(RECORDS PROVIDED Opens)

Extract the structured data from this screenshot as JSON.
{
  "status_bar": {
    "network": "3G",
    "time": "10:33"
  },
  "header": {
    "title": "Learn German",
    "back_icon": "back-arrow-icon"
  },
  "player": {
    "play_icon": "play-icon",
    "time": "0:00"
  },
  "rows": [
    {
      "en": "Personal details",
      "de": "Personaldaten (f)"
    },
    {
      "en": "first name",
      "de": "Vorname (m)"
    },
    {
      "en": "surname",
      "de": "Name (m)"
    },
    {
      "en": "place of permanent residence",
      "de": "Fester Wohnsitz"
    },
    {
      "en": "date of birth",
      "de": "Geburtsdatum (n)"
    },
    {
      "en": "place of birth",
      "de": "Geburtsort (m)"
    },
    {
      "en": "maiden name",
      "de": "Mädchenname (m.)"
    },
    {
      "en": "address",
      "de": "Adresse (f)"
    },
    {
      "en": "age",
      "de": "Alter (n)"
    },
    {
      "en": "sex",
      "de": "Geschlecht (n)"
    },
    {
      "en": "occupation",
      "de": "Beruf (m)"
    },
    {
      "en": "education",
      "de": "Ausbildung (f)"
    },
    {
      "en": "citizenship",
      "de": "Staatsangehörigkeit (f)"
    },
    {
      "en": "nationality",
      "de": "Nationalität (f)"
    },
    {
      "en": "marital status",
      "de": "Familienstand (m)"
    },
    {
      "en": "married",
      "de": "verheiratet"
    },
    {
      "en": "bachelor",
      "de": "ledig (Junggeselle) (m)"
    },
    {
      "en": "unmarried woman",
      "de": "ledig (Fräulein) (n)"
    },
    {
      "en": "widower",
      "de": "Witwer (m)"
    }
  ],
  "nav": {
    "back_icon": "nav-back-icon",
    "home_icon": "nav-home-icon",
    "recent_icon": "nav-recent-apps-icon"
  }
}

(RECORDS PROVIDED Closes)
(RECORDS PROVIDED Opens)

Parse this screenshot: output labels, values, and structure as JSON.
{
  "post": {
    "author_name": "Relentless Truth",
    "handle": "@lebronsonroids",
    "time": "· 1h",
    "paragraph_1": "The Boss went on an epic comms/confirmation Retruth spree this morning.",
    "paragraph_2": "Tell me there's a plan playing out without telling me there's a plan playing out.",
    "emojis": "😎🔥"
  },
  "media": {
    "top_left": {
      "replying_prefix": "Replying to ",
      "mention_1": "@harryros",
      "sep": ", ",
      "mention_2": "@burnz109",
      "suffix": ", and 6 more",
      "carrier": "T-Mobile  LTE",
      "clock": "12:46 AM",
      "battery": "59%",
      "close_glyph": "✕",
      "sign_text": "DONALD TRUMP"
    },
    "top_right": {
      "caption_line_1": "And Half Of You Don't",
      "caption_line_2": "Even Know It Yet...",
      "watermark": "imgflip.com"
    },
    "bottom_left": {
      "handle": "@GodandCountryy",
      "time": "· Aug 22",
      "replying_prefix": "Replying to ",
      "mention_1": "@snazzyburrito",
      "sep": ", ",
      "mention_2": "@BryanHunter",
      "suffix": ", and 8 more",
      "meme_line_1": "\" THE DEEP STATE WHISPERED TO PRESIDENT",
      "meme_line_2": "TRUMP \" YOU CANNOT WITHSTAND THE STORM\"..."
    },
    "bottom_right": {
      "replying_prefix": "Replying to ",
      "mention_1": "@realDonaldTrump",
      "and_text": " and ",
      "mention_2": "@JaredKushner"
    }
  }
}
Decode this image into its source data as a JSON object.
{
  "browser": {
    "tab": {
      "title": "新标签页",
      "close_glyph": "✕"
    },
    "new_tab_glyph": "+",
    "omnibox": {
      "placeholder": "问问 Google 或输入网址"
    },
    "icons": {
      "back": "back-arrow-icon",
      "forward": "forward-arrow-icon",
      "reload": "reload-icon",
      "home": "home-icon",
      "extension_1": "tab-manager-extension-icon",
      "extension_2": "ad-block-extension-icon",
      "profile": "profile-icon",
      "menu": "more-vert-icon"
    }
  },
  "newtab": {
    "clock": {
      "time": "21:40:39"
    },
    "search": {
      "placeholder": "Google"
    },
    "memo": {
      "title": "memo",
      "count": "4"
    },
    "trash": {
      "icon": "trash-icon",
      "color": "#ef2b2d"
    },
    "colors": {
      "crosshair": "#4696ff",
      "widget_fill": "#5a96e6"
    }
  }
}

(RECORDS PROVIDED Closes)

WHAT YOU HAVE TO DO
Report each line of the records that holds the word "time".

ANSWER TO THIS TASK
    "time": "10:33"
    "time": "0:00"
    "time": "· 1h",
      "time": "· Aug 22",
      "time": "21:40:39"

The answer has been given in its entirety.